Konner K. Primary vascular access in diabetic patients: An audit. Nephrol Dial Transplant 2000:15:1317-25.
Kim YO, Song HC, Yoon SA, et al. Preexisting intimal hyperplasia of radial artery is associated with early failure of radiocephalic arteriovenous fistula in hemodialysis patients. Am J Kidney Dis 2003;41:422-8.
Georgiadis GS, Georgakarakos EI, Antoniou GA, et al. Correlation of pre-existing radial artery macrocalcifications with late patency of primary radiocephalic fistulas in diabetic hemodialysis patients. J Vasc Surg 2014;60: 462-70.
Field M, MacNamara K, Bailey G, Jaipersad A, Morgan RH, Pherwani AD. Primary patency rates of AV fistulas and the effect of patient variables. J Vasc Access 2008:9:45-50.
Lok CE, Allon M, Moist L, Oliver MJ, Shah H, Zimmerman D. Risk equation determining unsuccessful cannulation events and failure to maturation in arteriovenous fistulas (REDUCE FTM I). J Am Soc Nephrol 2006:17:3204-12.
Lilly MP, Lynch JR, Wish JB, et al. Prevalence of arteriovenous fistulas in incident hemodialysis patients: Correlation with patient factors that may be associated with maturation failure. Am J Kidney Dis 2012:59:541-9.
United States Renal Data System. Excerpts from the USRDS 2009 annual data report: Atlas of end-stage renal disease in the United States. Am J Kidney Dis 2010:55 Suppl 1:S1-A7.
Silva MB Jr., Hobson RW 2nd
, Pappas PJ, et al. A strategy for increasing use of autogenous hemodialysis access procedures: Impact of preoperative noninvasive evaluation.
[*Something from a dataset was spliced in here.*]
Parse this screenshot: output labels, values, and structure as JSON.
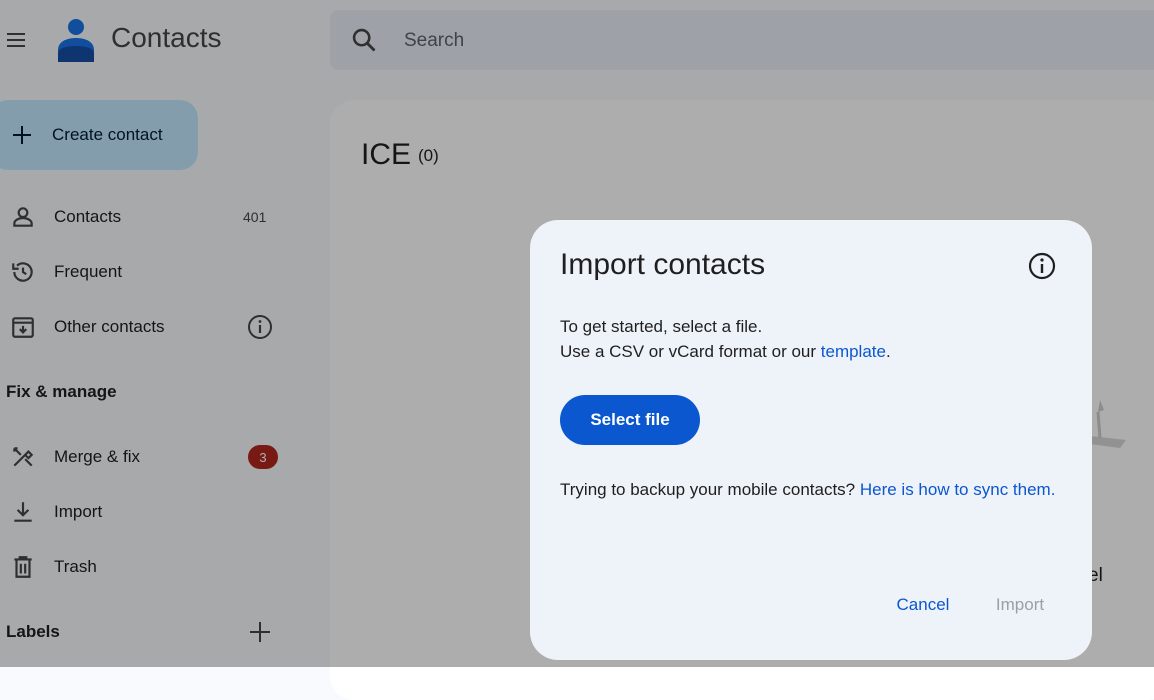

J Vasc Surg 1998:27:302-7.
Sedlaček M, Teodorescu V, Falk A, Vassalotti JA, Uribarri J. Hemodialysis access placement with preoperative noninvasive vascular mapping: Comparison between patients with and without diabetes. Am J Kidney Dis 2001:38:560-4.
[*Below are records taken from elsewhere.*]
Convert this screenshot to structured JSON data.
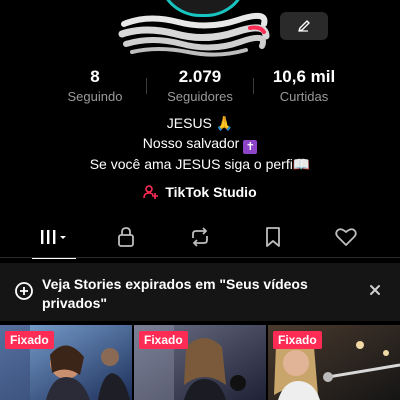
{
  "profile": {
    "edit_icon": "pencil-icon"
  },
  "stats": [
    {
      "value": "8",
      "label": "Seguindo"
    },
    {
      "value": "2.079",
      "label": "Seguidores"
    },
    {
      "value": "10,6 mil",
      "label": "Curtidas"
    }
  ],
  "bio": {
    "line1": "JESUS",
    "line1_emoji": "🙏",
    "line2": "Nosso salvador",
    "line2_emoji": "✝",
    "line3": "Se você ama JESUS siga o perfi",
    "line3_emoji": "📖"
  },
  "studio": {
    "label": "TikTok Studio",
    "icon": "tiktok-studio-icon"
  },
  "tabs": [
    {
      "icon": "grid-videos-icon",
      "active": true
    },
    {
      "icon": "lock-icon"
    },
    {
      "icon": "repost-icon"
    },
    {
      "icon": "bookmark-icon"
    },
    {
      "icon": "heart-icon"
    }
  ],
  "banner": {
    "text": "Veja Stories expirados em \"Seus vídeos privados\""
  },
  "videos": [
    {
      "badge": "Fixado"
    },
    {
      "badge": "Fixado"
    },
    {
      "badge": "Fixado"
    }
  ],
  "colors": {
    "accent": "#fe2c55",
    "background": "#000000",
    "muted_text": "#9a9a9a"
  }
}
Malovrh M. Native arteriovenous fistula: Preoperative evaluation. Am J Kidney Dis 2002:39:1218-25.
Kordzadeh A, Chung J, Panayiotopoulos YP. Cephalic vein and radial artery diameter in formation of radiocephalic arteriovenous fistula: A systematic review. J Vasc Access 2015:16:506-11.
Allon M, Litovsky s, Young CJ, et al. Medial fibrosis, vascular calcification, intimal hyperplasia, and arteriovenous fistula maturation. Am J Kidney Dis 2011 ;58:437-43.
Lockhart ME, Robbin ML, McNamara MM, Allon M. Association of pelvic arterial calcification with arteriovenous thigh graft failure in haemodialysis patients. Nephrol Dial Transplant 2004:19:2564-9.
Davidson I, Gallieni M. Optimizing vascular access in the elderly: Words we use affect patient care. J Vasc Access 2015:16:437-8.
Puskar D, Pasini J, Savić I, Bedalov G, Sonicki Z. Survival of primary arteriovenous fistula in 463 patients on chronic hemodialysis. Croat Med J 2002:43:306-11.
Obialo CI, Tagoe AT, Martin PC, Asche-Crowe PE. Adequacy and survival of autogenous arteriovenous fistula in African American hemodialysis patients. ASAIO J 2003:49:435-9.
Chang TI, Paik J, Greene T, et al. Intradialytic hypotension and vascular access thrombosis. J Am Soc Nephrol 2011:22:1526-33.
Besarab A, Bolton WK, Browne JK, et al. The effects of normal as compared with low hematocrit values in patients with cardiac disease who are receiving hemodialysis and epoetin. N Engl J Med 1998:339:584-90.
He C, Charoenkul V, Kahn T, Langhoff E, Uribarri J, Sedlaček M. Impact of the surgeon on the prevalence of arteriovenous fistulas. ASAIO J 2002:48:39-40.
O’Hare AM, Dudley RA, Hynes DM, et al. Impact of surgeon and surgical center characteristics on choice of permanent vascular access. Kidney Int 2003:64:681-9.
Huijbregts HJ, Bots ML, Moll FL, Blankestijn PJ; CIMINO members. Hospital specific aspects predominantly determine primary failure of hemodialysis arteriovenous fistulas. J Vasc Surg 2007:45:962-7.
Saran R, Elder SJ, Goodkin DA, et al. Enhanced training in vascular access creation predicts arteriovenous fistula placement and patency in hemodialysis patients: Results from the dialysis outcomes and practice patterns study. Ann Surg 2008:247:885-91.
Goodkin DA, Pisoni RL, Locatelli F, Port FK, Saran R. Hemodialysis vascular access training and practices are key to improved access outcomes. Am J Kidney Dis 2010:56:1032-42.
K S Sajeev Kumar
Department of Nephrology, Government Medical College, Thiruvananthapuram - 695 011, Kerala
[Table 1], [Table 2], [Table 3], [Table 4]